Dataset rows describing interfaces:
----------------
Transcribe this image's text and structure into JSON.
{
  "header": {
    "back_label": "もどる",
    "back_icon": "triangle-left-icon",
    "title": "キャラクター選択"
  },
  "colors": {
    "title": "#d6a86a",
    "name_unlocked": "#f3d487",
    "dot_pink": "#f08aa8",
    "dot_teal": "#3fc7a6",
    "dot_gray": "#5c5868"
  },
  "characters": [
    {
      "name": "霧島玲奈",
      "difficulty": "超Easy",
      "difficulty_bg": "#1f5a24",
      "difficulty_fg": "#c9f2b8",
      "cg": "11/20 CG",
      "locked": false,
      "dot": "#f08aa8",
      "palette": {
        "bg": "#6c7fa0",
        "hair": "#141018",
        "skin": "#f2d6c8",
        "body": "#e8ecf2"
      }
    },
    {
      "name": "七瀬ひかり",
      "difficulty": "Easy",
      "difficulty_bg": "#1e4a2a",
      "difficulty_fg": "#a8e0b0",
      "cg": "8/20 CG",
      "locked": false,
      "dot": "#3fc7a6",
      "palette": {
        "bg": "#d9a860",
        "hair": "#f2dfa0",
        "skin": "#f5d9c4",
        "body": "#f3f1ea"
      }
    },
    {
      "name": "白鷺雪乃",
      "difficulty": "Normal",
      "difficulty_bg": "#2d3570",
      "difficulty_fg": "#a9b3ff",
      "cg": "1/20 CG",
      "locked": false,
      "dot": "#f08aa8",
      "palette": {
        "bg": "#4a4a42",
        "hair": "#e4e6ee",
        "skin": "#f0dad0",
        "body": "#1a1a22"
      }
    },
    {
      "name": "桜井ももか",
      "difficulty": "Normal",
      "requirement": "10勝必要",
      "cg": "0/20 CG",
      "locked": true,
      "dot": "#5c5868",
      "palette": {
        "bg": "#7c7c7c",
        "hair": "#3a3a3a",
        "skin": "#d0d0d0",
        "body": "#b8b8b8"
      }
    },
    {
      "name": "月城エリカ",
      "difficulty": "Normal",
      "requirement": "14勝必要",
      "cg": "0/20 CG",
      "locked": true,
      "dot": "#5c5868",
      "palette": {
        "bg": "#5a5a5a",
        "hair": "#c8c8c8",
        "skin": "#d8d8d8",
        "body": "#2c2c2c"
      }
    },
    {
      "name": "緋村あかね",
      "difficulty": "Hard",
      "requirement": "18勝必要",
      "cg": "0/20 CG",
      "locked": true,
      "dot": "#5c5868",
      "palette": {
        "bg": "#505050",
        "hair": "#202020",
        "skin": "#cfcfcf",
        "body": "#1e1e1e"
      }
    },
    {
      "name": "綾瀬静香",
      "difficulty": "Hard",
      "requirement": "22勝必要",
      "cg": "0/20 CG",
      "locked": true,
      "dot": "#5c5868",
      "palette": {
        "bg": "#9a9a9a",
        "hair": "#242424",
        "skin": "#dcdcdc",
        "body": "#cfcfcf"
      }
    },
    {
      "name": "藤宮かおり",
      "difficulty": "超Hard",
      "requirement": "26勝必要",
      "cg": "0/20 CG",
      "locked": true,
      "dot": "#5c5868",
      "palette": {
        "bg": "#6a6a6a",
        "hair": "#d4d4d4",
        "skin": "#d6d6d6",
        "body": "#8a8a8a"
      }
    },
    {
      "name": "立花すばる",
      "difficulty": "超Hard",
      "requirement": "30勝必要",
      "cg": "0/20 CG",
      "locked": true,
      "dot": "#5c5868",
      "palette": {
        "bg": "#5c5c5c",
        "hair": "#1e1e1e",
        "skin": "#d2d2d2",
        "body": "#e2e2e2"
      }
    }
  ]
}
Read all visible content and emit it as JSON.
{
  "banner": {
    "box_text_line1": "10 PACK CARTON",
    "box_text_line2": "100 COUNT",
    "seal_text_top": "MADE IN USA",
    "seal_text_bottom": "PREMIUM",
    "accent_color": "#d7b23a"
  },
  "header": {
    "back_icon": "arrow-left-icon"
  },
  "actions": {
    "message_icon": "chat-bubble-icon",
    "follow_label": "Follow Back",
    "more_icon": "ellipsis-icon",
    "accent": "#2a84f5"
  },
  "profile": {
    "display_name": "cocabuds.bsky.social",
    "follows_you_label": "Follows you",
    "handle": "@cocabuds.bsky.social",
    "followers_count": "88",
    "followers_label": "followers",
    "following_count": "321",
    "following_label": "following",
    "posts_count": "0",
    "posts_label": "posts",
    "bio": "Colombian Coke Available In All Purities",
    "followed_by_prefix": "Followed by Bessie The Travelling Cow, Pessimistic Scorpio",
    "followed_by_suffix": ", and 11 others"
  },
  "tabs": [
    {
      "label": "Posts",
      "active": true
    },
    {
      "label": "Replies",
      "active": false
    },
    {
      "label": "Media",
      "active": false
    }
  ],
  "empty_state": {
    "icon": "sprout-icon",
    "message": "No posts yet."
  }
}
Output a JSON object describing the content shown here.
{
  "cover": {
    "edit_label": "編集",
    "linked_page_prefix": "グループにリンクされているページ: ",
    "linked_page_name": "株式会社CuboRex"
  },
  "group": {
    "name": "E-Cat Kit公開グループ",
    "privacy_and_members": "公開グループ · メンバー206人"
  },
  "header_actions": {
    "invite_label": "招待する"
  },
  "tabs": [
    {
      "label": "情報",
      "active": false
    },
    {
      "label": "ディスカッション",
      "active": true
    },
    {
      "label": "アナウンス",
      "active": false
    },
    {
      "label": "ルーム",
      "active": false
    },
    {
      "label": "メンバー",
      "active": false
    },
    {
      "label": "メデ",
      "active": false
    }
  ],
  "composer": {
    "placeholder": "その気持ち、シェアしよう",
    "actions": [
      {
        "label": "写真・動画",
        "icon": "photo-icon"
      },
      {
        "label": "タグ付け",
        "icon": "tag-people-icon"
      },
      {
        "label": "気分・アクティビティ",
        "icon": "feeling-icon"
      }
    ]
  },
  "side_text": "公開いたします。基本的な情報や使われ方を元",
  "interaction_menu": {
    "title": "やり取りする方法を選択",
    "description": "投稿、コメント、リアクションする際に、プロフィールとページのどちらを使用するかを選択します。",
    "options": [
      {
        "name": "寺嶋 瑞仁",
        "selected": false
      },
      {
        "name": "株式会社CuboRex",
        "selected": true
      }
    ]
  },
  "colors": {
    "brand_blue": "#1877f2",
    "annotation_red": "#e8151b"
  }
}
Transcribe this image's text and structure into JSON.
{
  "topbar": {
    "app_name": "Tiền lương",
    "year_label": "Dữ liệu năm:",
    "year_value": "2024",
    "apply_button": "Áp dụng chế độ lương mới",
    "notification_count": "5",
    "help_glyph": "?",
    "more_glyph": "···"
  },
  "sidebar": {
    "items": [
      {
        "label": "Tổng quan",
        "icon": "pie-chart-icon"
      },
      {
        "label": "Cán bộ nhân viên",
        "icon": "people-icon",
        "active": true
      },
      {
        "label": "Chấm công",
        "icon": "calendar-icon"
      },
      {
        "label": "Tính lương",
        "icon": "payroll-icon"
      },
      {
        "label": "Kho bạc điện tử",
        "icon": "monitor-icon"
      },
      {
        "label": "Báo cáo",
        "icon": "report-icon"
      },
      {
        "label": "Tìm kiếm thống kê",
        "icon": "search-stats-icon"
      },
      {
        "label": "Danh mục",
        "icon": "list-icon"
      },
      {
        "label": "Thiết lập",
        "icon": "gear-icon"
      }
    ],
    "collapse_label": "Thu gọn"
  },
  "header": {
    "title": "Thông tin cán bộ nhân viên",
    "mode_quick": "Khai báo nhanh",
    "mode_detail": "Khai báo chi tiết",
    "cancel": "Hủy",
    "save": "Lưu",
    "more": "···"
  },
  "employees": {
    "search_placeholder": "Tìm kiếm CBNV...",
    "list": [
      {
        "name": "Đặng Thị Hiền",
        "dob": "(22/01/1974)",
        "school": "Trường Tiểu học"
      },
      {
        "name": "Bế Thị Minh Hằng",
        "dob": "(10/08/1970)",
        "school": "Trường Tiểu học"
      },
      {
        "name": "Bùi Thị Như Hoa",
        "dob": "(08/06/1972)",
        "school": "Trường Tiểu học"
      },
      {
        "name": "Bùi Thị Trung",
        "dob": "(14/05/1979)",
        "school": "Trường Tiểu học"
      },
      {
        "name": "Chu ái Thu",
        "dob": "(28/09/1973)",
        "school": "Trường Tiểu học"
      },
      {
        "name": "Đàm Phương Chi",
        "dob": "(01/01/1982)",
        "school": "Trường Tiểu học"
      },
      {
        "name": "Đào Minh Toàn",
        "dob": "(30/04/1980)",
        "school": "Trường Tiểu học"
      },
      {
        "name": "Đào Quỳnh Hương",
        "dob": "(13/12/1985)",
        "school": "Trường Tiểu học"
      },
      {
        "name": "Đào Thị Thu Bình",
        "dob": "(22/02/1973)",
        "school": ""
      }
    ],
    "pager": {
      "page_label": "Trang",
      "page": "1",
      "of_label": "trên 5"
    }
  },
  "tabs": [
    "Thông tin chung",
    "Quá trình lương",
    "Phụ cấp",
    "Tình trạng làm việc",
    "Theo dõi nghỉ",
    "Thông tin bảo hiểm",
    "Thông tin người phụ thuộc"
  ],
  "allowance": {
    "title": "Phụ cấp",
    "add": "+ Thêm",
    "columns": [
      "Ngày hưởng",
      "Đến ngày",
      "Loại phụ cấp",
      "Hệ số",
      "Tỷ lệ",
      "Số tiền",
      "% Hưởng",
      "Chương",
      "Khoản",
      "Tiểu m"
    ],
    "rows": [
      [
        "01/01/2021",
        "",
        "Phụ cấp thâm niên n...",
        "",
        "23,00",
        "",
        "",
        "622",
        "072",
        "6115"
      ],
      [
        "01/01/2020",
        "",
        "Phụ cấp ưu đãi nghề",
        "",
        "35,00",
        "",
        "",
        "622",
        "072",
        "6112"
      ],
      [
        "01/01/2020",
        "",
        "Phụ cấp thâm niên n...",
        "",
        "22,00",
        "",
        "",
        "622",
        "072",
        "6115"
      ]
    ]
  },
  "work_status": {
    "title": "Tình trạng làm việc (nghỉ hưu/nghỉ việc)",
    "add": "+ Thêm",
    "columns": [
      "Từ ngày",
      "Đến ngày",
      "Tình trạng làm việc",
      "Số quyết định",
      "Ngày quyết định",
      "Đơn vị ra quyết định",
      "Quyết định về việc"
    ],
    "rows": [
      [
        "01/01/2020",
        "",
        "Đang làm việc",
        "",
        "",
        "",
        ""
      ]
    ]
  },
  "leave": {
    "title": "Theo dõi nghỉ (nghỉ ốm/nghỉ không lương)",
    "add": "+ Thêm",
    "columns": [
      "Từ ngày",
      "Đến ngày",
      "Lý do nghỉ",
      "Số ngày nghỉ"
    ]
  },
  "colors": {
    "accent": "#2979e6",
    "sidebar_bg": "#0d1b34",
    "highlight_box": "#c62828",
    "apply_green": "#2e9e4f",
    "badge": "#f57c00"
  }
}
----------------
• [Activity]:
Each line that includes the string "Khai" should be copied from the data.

• [Answer space]:
    "mode_quick": "Khai báo nhanh",
    "mode_detail": "Khai báo chi tiết",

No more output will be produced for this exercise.